DATA EXCERPTS START

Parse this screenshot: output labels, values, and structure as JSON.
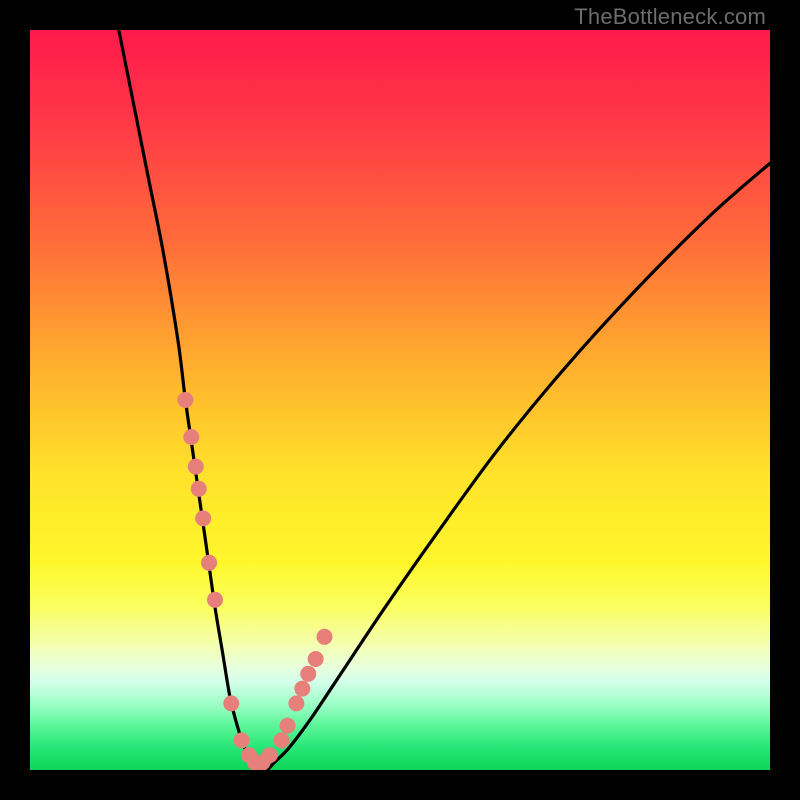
{
  "attribution": "TheBottleneck.com",
  "chart_data": {
    "type": "line",
    "title": "",
    "xlabel": "",
    "ylabel": "",
    "xlim": [
      0,
      100
    ],
    "ylim": [
      0,
      100
    ],
    "gradient_stops": [
      {
        "offset": 0,
        "color": "#ff1a4b"
      },
      {
        "offset": 12,
        "color": "#ff3747"
      },
      {
        "offset": 28,
        "color": "#ff6a3a"
      },
      {
        "offset": 45,
        "color": "#ffae2e"
      },
      {
        "offset": 60,
        "color": "#ffe22a"
      },
      {
        "offset": 72,
        "color": "#fff72b"
      },
      {
        "offset": 78,
        "color": "#fbff61"
      },
      {
        "offset": 83,
        "color": "#f4ffb0"
      },
      {
        "offset": 86,
        "color": "#e9ffdb"
      },
      {
        "offset": 88,
        "color": "#d4ffea"
      },
      {
        "offset": 91,
        "color": "#9fffc8"
      },
      {
        "offset": 94,
        "color": "#5cf59a"
      },
      {
        "offset": 97,
        "color": "#27e676"
      },
      {
        "offset": 100,
        "color": "#0cd657"
      }
    ],
    "series": [
      {
        "name": "bottleneck-curve",
        "x": [
          12,
          14,
          16,
          18,
          20,
          21,
          22,
          23,
          24,
          25,
          26,
          27,
          28,
          29,
          30,
          31,
          32,
          33,
          35,
          38,
          42,
          48,
          55,
          63,
          72,
          82,
          92,
          100
        ],
        "y": [
          100,
          90,
          80,
          70,
          58,
          50,
          43,
          36,
          29,
          22,
          16,
          10,
          6,
          3,
          1,
          0,
          0,
          1,
          3,
          7,
          13,
          22,
          32,
          43,
          54,
          65,
          75,
          82
        ]
      }
    ],
    "markers": {
      "name": "sample-points",
      "x": [
        21.0,
        21.8,
        22.4,
        22.8,
        23.4,
        24.2,
        25.0,
        27.2,
        28.6,
        29.6,
        30.4,
        31.4,
        32.4,
        34.0,
        34.8,
        36.0,
        36.8,
        37.6,
        38.6,
        39.8
      ],
      "y": [
        50,
        45,
        41,
        38,
        34,
        28,
        23,
        9,
        4,
        2,
        1,
        1,
        2,
        4,
        6,
        9,
        11,
        13,
        15,
        18
      ]
    },
    "marker_style": {
      "color": "#e77f7b",
      "radius_px": 8
    }
  }
}
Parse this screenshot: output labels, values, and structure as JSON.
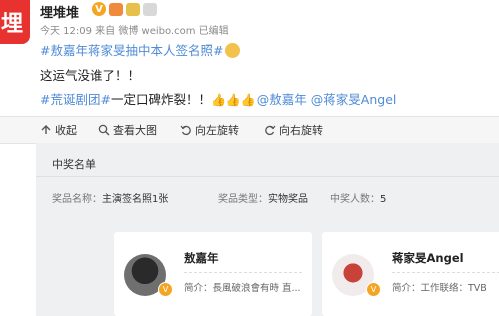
{
  "post": {
    "author": "埋堆堆",
    "avatar_glyph": "埋",
    "verified_icon": "v-verified-icon",
    "time": "今天 12:09 来自 微博 weibo.com",
    "edited": "已编辑",
    "line1": "#敖嘉年蒋家旻抽中本人签名照#",
    "line2": "这运气没谁了！！",
    "line3_hashtag": "#荒诞剧团#",
    "line3_text": "一定口碑炸裂！！",
    "line3_thumbs": "👍👍👍",
    "mention1": "@敖嘉年",
    "mention2": "@蒋家旻Angel"
  },
  "toolbar": {
    "collapse": "收起",
    "view_large": "查看大图",
    "rotate_left": "向左旋转",
    "rotate_right": "向右旋转"
  },
  "panel": {
    "title": "中奖名单",
    "prize_name_label": "奖品名称：",
    "prize_name_value": "主演签名照1张",
    "prize_type_label": "奖品类型：",
    "prize_type_value": "实物奖品",
    "winners_label": "中奖人数：",
    "winners_value": "5"
  },
  "winners": [
    {
      "name": "敖嘉年",
      "bio": "简介：長風破浪會有時 直..."
    },
    {
      "name": "蒋家旻Angel",
      "bio": "简介：工作联络：TVB"
    }
  ],
  "colors": {
    "brand_red": "#e8322f",
    "link_blue": "#4f8bd6",
    "badge_gold": "#f4a623"
  }
}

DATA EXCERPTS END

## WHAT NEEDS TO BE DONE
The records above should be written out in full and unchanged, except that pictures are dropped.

## YOUR SOLUTION
Parse this screenshot: output labels, values, and structure as JSON.
{
  "attribution": "TheBottleneck.com",
  "chart_data": {
    "type": "line",
    "title": "",
    "xlabel": "",
    "ylabel": "",
    "xlim": [
      0,
      100
    ],
    "ylim": [
      0,
      100
    ],
    "gradient_stops": [
      {
        "offset": 0,
        "color": "#ff1a4b"
      },
      {
        "offset": 12,
        "color": "#ff3747"
      },
      {
        "offset": 28,
        "color": "#ff6a3a"
      },
      {
        "offset": 45,
        "color": "#ffae2e"
      },
      {
        "offset": 60,
        "color": "#ffe22a"
      },
      {
        "offset": 72,
        "color": "#fff72b"
      },
      {
        "offset": 78,
        "color": "#fbff61"
      },
      {
        "offset": 83,
        "color": "#f4ffb0"
      },
      {
        "offset": 86,
        "color": "#e9ffdb"
      },
      {
        "offset": 88,
        "color": "#d4ffea"
      },
      {
        "offset": 91,
        "color": "#9fffc8"
      },
      {
        "offset": 94,
        "color": "#5cf59a"
      },
      {
        "offset": 97,
        "color": "#27e676"
      },
      {
        "offset": 100,
        "color": "#0cd657"
      }
    ],
    "series": [
      {
        "name": "bottleneck-curve",
        "x": [
          12,
          14,
          16,
          18,
          20,
          21,
          22,
          23,
          24,
          25,
          26,
          27,
          28,
          29,
          30,
          31,
          32,
          33,
          35,
          38,
          42,
          48,
          55,
          63,
          72,
          82,
          92,
          100
        ],
        "y": [
          100,
          90,
          80,
          70,
          58,
          50,
          43,
          36,
          29,
          22,
          16,
          10,
          6,
          3,
          1,
          0,
          0,
          1,
          3,
          7,
          13,
          22,
          32,
          43,
          54,
          65,
          75,
          82
        ]
      }
    ],
    "markers": {
      "name": "sample-points",
      "x": [
        21.0,
        21.8,
        22.4,
        22.8,
        23.4,
        24.2,
        25.0,
        27.2,
        28.6,
        29.6,
        30.4,
        31.4,
        32.4,
        34.0,
        34.8,
        36.0,
        36.8,
        37.6,
        38.6,
        39.8
      ],
      "y": [
        50,
        45,
        41,
        38,
        34,
        28,
        23,
        9,
        4,
        2,
        1,
        1,
        2,
        4,
        6,
        9,
        11,
        13,
        15,
        18
      ]
    },
    "marker_style": {
      "color": "#e77f7b",
      "radius_px": 8
    }
  }
}
Parse this screenshot: output labels, values, and structure as JSON.
{
  "post": {
    "author": "埋堆堆",
    "avatar_glyph": "埋",
    "verified_icon": "v-verified-icon",
    "time": "今天 12:09 来自 微博 weibo.com",
    "edited": "已编辑",
    "line1": "#敖嘉年蒋家旻抽中本人签名照#",
    "line2": "这运气没谁了！！",
    "line3_hashtag": "#荒诞剧团#",
    "line3_text": "一定口碑炸裂！！",
    "line3_thumbs": "👍👍👍",
    "mention1": "@敖嘉年",
    "mention2": "@蒋家旻Angel"
  },
  "toolbar": {
    "collapse": "收起",
    "view_large": "查看大图",
    "rotate_left": "向左旋转",
    "rotate_right": "向右旋转"
  },
  "panel": {
    "title": "中奖名单",
    "prize_name_label": "奖品名称：",
    "prize_name_value": "主演签名照1张",
    "prize_type_label": "奖品类型：",
    "prize_type_value": "实物奖品",
    "winners_label": "中奖人数：",
    "winners_value": "5"
  },
  "winners": [
    {
      "name": "敖嘉年",
      "bio": "简介：長風破浪會有時 直..."
    },
    {
      "name": "蒋家旻Angel",
      "bio": "简介：工作联络：TVB"
    }
  ],
  "colors": {
    "brand_red": "#e8322f",
    "link_blue": "#4f8bd6",
    "badge_gold": "#f4a623"
  }
}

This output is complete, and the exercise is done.